Branding 101 with Fenty Beauty

Welcome to Branding 101, a series where we examine celebrities and companies dominating the news, and what we can learn from them. Today’s work work work features Rihanna’s makeup brand - Fenty Beauty.

Photo by  Manu Camargo  on  Unsplash

Photo by Manu Camargo on Unsplash


Fenty Beauty has the makeup industry shook. Last month Rihanna’s new makeup line exceeded expectations at its launch and has since dominated conversations on social media.

With more than 90 products released in 17 countries, Fenty Beauty has established itself as the new “It” girl of beauty brands. While other brands struggle to be inclusive, Rihanna did it right out of the gate. She’s the beauty fairy godmother we’ve been waiting for.

Find a Unique Selling Point

The makeup industry has a history of targeting a very specific audience (read: White women).

Ironically, African-American women spend an estimated $7.5 billion annually on beauty products but have continuously found themselves underrepresented in beauty campaigns and often struggle to find makeup for their skin tones.

Enter Fenty Beauty.

When creating your brand, it’s important to find a unique selling point. What sets you apart from other businesses in your industry? Your brand’s value lies in its ability to harness its uniqueness and promote it accordingly. You want potential customers to trust that your product is unmatchable when it comes to X,Y, and Z.

Celebrity beauty brands are nothing new. Unless you’ve been living under a rock, you’re already familiar with Kylie’s Lip Kits or Gwyneth’s Goop.

However, Fenty Beauty’s emphasis on inclusivity makes it different. Its campaign video featured models of colour with a diverse range of skin tones, including Halima Aden who sported her hijab. For the record, Fenty Beauty has 40 different shades of foundation. I repeat - FORTY.

Rihanna has stressed the importance of being a brand for people of all races, but differentiated Fenty Beauty when she emphasized the importance of providing makeup for women who are usually an afterthought. She’s challenging standard definitions of beauty.

Find your niche, and work it.

Don’t Be A Robot

Robots are cool in theory, but most people don’t respond to humans who display robotic (read: cold) characteristics. Your brand should be reflective of your personality and appropriate for your target audience. This comes down to the logo, the colour scheme used on visual platforms (Instagram), and its “brand voice”.

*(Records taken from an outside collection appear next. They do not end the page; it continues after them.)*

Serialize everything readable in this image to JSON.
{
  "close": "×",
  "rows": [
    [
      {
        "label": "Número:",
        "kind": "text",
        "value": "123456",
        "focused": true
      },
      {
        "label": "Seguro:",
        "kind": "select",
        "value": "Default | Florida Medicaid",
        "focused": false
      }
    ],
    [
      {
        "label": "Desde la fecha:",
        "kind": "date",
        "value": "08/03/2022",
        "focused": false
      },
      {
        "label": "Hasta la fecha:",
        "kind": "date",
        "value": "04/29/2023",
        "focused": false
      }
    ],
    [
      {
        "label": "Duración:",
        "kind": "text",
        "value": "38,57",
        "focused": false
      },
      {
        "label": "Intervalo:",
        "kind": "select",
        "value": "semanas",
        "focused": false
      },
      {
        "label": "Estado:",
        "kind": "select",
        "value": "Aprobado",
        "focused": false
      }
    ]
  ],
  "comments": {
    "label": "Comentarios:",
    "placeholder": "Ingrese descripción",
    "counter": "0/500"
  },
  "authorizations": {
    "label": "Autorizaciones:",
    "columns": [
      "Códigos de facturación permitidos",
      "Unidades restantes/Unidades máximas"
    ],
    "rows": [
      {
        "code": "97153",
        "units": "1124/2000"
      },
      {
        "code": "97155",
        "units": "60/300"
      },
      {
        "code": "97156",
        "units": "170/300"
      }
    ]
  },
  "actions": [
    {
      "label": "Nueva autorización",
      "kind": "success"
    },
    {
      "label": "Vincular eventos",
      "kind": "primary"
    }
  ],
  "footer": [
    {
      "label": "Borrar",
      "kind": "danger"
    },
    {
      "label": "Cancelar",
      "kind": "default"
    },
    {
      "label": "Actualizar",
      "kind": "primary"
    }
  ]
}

Much like its founder, Fenty Beauty is witty and sarcastic on social media. Rihanna is known for her confidence, sex-appeal, and outspokenness. She has no problem responding to doubters and trolls, and Fenty Beauty has followed suit.

Keep in mind it may not work for your brand to be sarcastic. One shoe does not fit all: 83% of people prefer brands who are friendly and only 33% prefer snarky. If it works for you, own it but keep your target audience in mind. Your business is an extension of you - speak to potential buyers via social media the way you’d speak to them in person.

Use Your Personal Brand To Support Your Biz

As brands increasingly use social media to interact with current and potential customers, the term “personal brand” has risen. Branding on a business-level is important but branding yourself can help build valuable relationships with fellow industry-makers, customers and clients.

Luckily for Fenty Beauty, Rihanna’s personal brand was already defined and influential. She strategically uses her platform to promote the business without sounding like a salesperson. Those who connect with her personal brand will more than likely be interested in Fenty Beauty, or at the very least, check it out.

Don’t have a personal brand? Don’t worry. Your business can still thrive without one. However, in this new landscape it wouldn’t hurt to have your business associated with the face behind it. You want potential customers to feel a personal connection to you, making your business more recognizable and appealing.

Rihanna and as an extension of her - Fenty Beauty, are doing everything right. It’s not surprising, as the brand has been two years in the making (hint: don’t underestimate strategy!). Consider these points when branding your business and you should see higher rates of success with your engagement.

What other branding tips have you learned from Fenty Beauty?